* What you will do *
For each line of the data below, copy it if it holds the word "results".

[Records excerpted from a collection]
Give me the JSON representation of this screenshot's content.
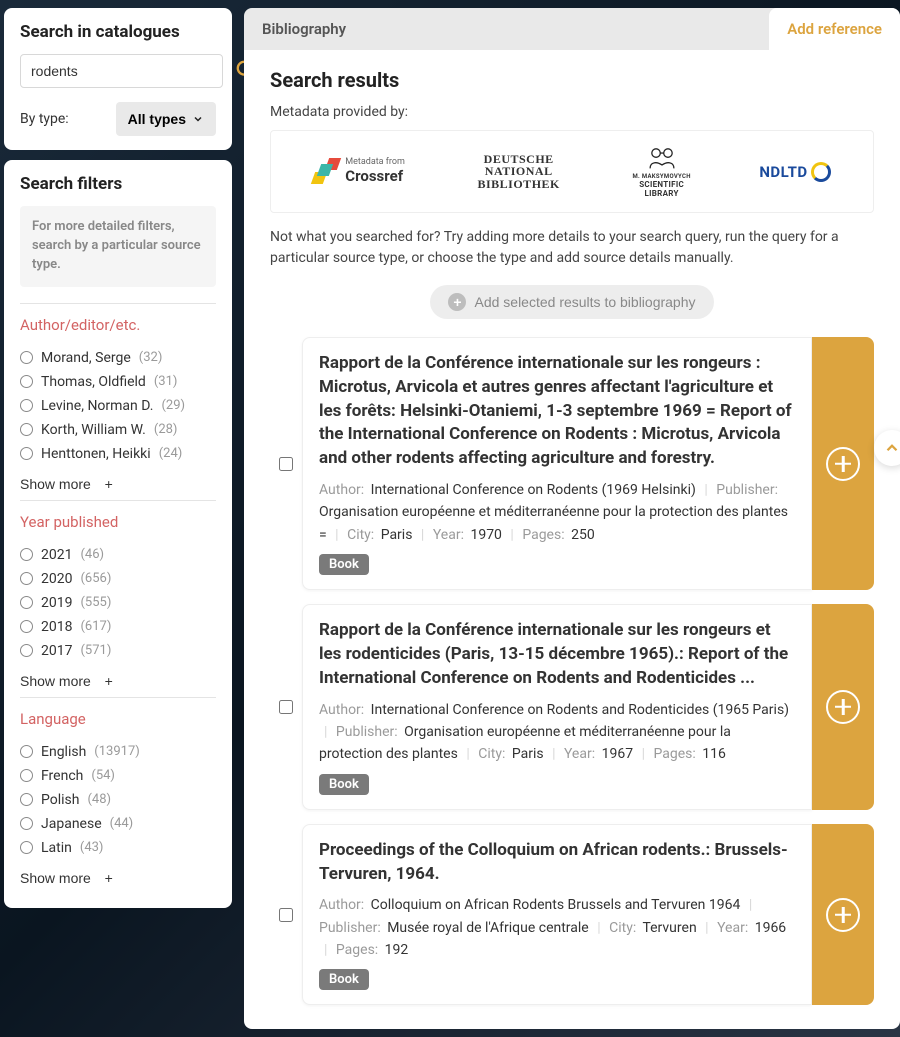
{
  "search_panel": {
    "title": "Search in catalogues",
    "query": "rodents",
    "by_type_label": "By type:",
    "type_value": "All types"
  },
  "filters_panel": {
    "title": "Search filters",
    "hint": "For more detailed filters, search by a particular source type.",
    "show_more": "Show more",
    "sections": [
      {
        "title": "Author/editor/etc.",
        "items": [
          {
            "label": "Morand, Serge",
            "count": "(32)"
          },
          {
            "label": "Thomas, Oldfield",
            "count": "(31)"
          },
          {
            "label": "Levine, Norman D.",
            "count": "(29)"
          },
          {
            "label": "Korth, William W.",
            "count": "(28)"
          },
          {
            "label": "Henttonen, Heikki",
            "count": "(24)"
          }
        ]
      },
      {
        "title": "Year published",
        "items": [
          {
            "label": "2021",
            "count": "(46)"
          },
          {
            "label": "2020",
            "count": "(656)"
          },
          {
            "label": "2019",
            "count": "(555)"
          },
          {
            "label": "2018",
            "count": "(617)"
          },
          {
            "label": "2017",
            "count": "(571)"
          }
        ]
      },
      {
        "title": "Language",
        "items": [
          {
            "label": "English",
            "count": "(13917)"
          },
          {
            "label": "French",
            "count": "(54)"
          },
          {
            "label": "Polish",
            "count": "(48)"
          },
          {
            "label": "Japanese",
            "count": "(44)"
          },
          {
            "label": "Latin",
            "count": "(43)"
          }
        ]
      }
    ]
  },
  "tabs": {
    "bibliography": "Bibliography",
    "add_reference": "Add reference"
  },
  "results": {
    "heading": "Search results",
    "metadata_label": "Metadata provided by:",
    "providers": {
      "crossref_pre": "Metadata from",
      "crossref": "Crossref",
      "dnb_l1": "DEUTSCHE",
      "dnb_l2": "NATIONAL",
      "dnb_l3": "BIBLIOTHEK",
      "scilib_l1": "M. MAKSYMOVYCH",
      "scilib_l2": "SCIENTIFIC",
      "scilib_l3": "LIBRARY",
      "ndltd": "NDLTD"
    },
    "hint": "Not what you searched for? Try adding more details to your search query, run the query for a particular source type, or choose the type and add source details manually.",
    "add_selected": "Add selected results to bibliography",
    "items": [
      {
        "title": "Rapport de la Conférence internationale sur les rongeurs : Microtus, Arvicola et autres genres affectant l'agriculture et les forêts: Helsinki-Otaniemi, 1-3 septembre 1969 = Report of the International Conference on Rodents : Microtus, Arvicola and other rodents affecting agriculture and forestry.",
        "author": "International Conference on Rodents (1969 Helsinki)",
        "publisher": "Organisation européenne et méditerranéenne pour la protection des plantes =",
        "city": "Paris",
        "year": "1970",
        "pages": "250",
        "type": "Book"
      },
      {
        "title": "Rapport de la Conférence internationale sur les rongeurs et les rodenticides (Paris, 13-15 décembre 1965).: Report of the International Conference on Rodents and Rodenticides ...",
        "author": "International Conference on Rodents and Rodenticides (1965 Paris)",
        "publisher": "Organisation européenne et méditerranéenne pour la protection des plantes",
        "city": "Paris",
        "year": "1967",
        "pages": "116",
        "type": "Book"
      },
      {
        "title": "Proceedings of the Colloquium on African rodents.: Brussels-Tervuren, 1964.",
        "author": "Colloquium on African Rodents Brussels and Tervuren 1964",
        "publisher": "Musée royal de l'Afrique centrale",
        "city": "Tervuren",
        "year": "1966",
        "pages": "192",
        "type": "Book"
      }
    ]
  },
  "labels": {
    "author": "Author:",
    "publisher": "Publisher:",
    "city": "City:",
    "year": "Year:",
    "pages": "Pages:"
  }
}
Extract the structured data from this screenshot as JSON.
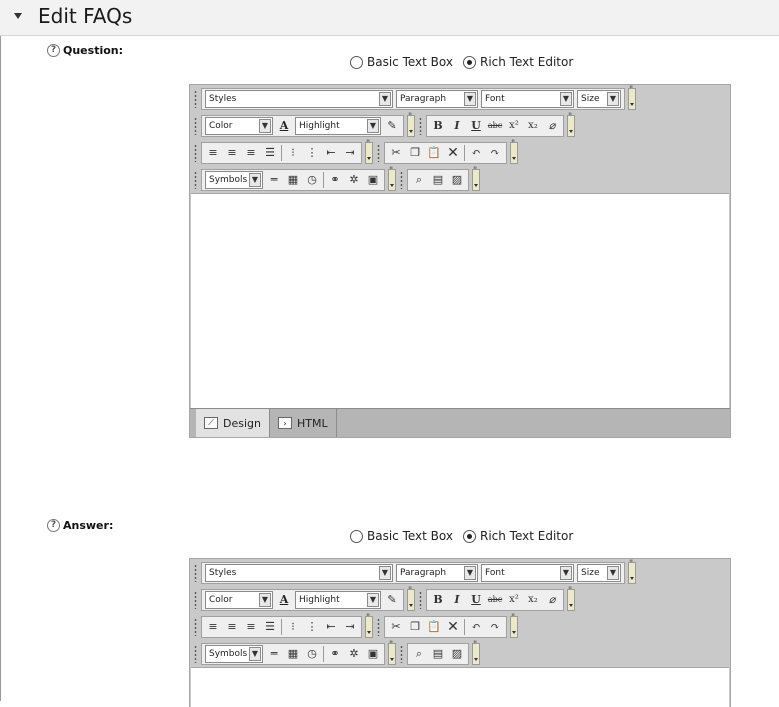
{
  "header": {
    "title": "Edit FAQs"
  },
  "fields": [
    {
      "label": "Question:",
      "mode": {
        "basic_label": "Basic Text Box",
        "rich_label": "Rich Text Editor",
        "selected": "rich"
      }
    },
    {
      "label": "Answer:",
      "mode": {
        "basic_label": "Basic Text Box",
        "rich_label": "Rich Text Editor",
        "selected": "rich"
      }
    }
  ],
  "editor": {
    "styles": "Styles",
    "paragraph": "Paragraph",
    "font": "Font",
    "size": "Size",
    "color": "Color",
    "highlight": "Highlight",
    "symbols": "Symbols",
    "bold": "B",
    "italic": "I",
    "underline": "U",
    "strike": "abc",
    "superscript": "x²",
    "subscript": "x₂",
    "color_a": "A",
    "tabs": {
      "design": "Design",
      "html": "HTML"
    }
  }
}
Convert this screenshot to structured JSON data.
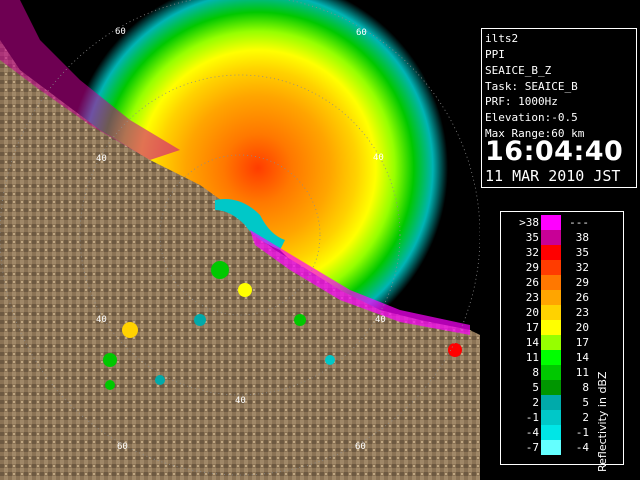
{
  "info": {
    "radar": "ilts2",
    "scan_type": "PPI",
    "product": "SEAICE_B_Z",
    "task": "Task: SEAICE_B",
    "prf": "PRF: 1000Hz",
    "elevation": "Elevation:-0.5",
    "max_range": "Max Range:60 km",
    "time": "16:04:40",
    "date": "11 MAR 2010 JST"
  },
  "range_labels": {
    "r60_top": "60",
    "r60_top_right": "60",
    "r40_upper_right": "40",
    "r40_left": "40",
    "r40_left_lower": "40",
    "r40_right": "40",
    "r40_bottom": "40",
    "r60_bottom_left": "60",
    "r60_bottom_right": "60",
    "r20_center": "40"
  },
  "legend": {
    "unit_label": "Reflectivity in dBZ",
    "rows": [
      {
        "left": ">38",
        "right": "---",
        "color": "#ff00ff"
      },
      {
        "left": "35",
        "right": "38",
        "color": "#c80096"
      },
      {
        "left": "32",
        "right": "35",
        "color": "#ff0000"
      },
      {
        "left": "29",
        "right": "32",
        "color": "#ff3c00"
      },
      {
        "left": "26",
        "right": "29",
        "color": "#ff7800"
      },
      {
        "left": "23",
        "right": "26",
        "color": "#ffa500"
      },
      {
        "left": "20",
        "right": "23",
        "color": "#ffd200"
      },
      {
        "left": "17",
        "right": "20",
        "color": "#ffff00"
      },
      {
        "left": "14",
        "right": "17",
        "color": "#96ff00"
      },
      {
        "left": "11",
        "right": "14",
        "color": "#00ff00"
      },
      {
        "left": "8",
        "right": "11",
        "color": "#00c800"
      },
      {
        "left": "5",
        "right": "8",
        "color": "#009600"
      },
      {
        "left": "2",
        "right": "5",
        "color": "#00aaaa"
      },
      {
        "left": "-1",
        "right": "2",
        "color": "#00c8c8"
      },
      {
        "left": "-4",
        "right": "-1",
        "color": "#00e6e6"
      },
      {
        "left": "-7",
        "right": "-4",
        "color": "#64ffff"
      }
    ]
  },
  "colors": {
    "land": "#8b7355",
    "land_dark": "#5a4632",
    "sea": "#000000",
    "range_ring": "#8c8c8c"
  }
}
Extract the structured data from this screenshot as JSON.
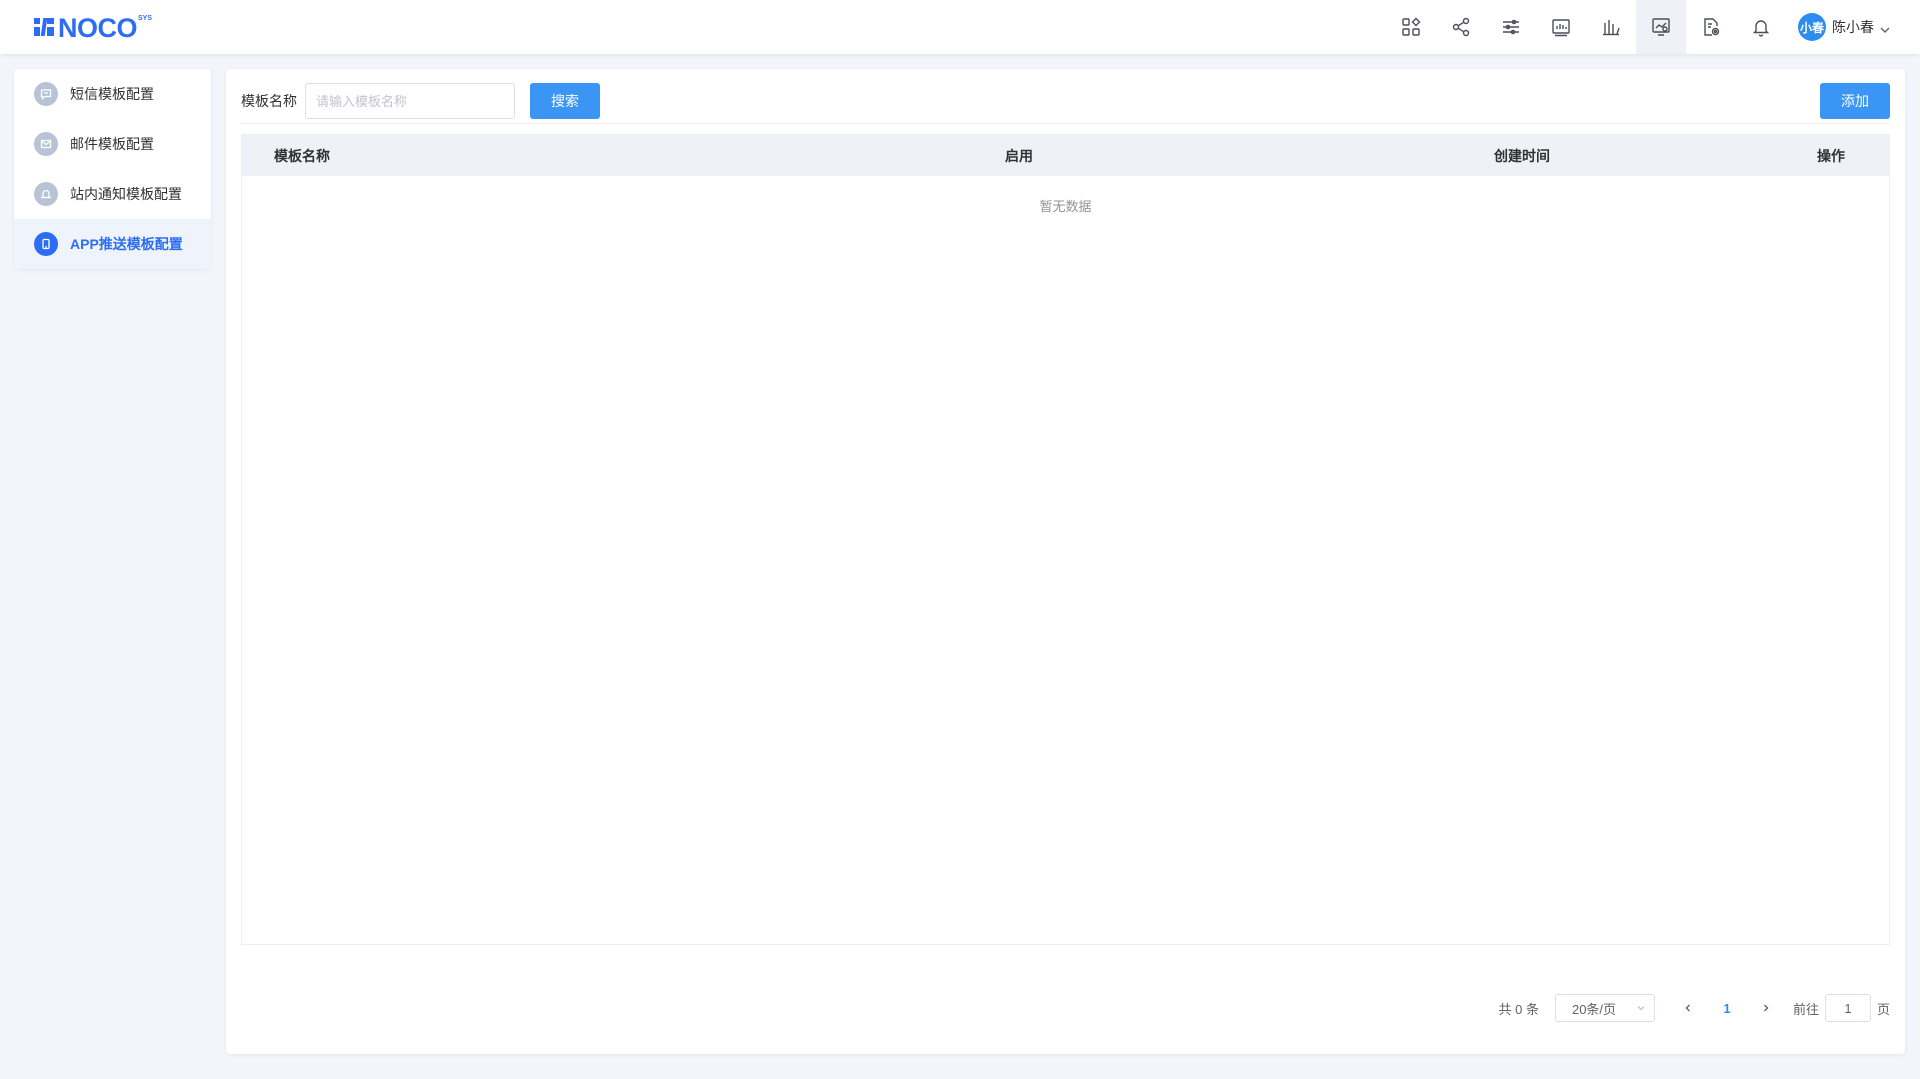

* Task result *
  "results": {
    "heading": "Search results",
    "add_selected": "Add selected results to bibliography",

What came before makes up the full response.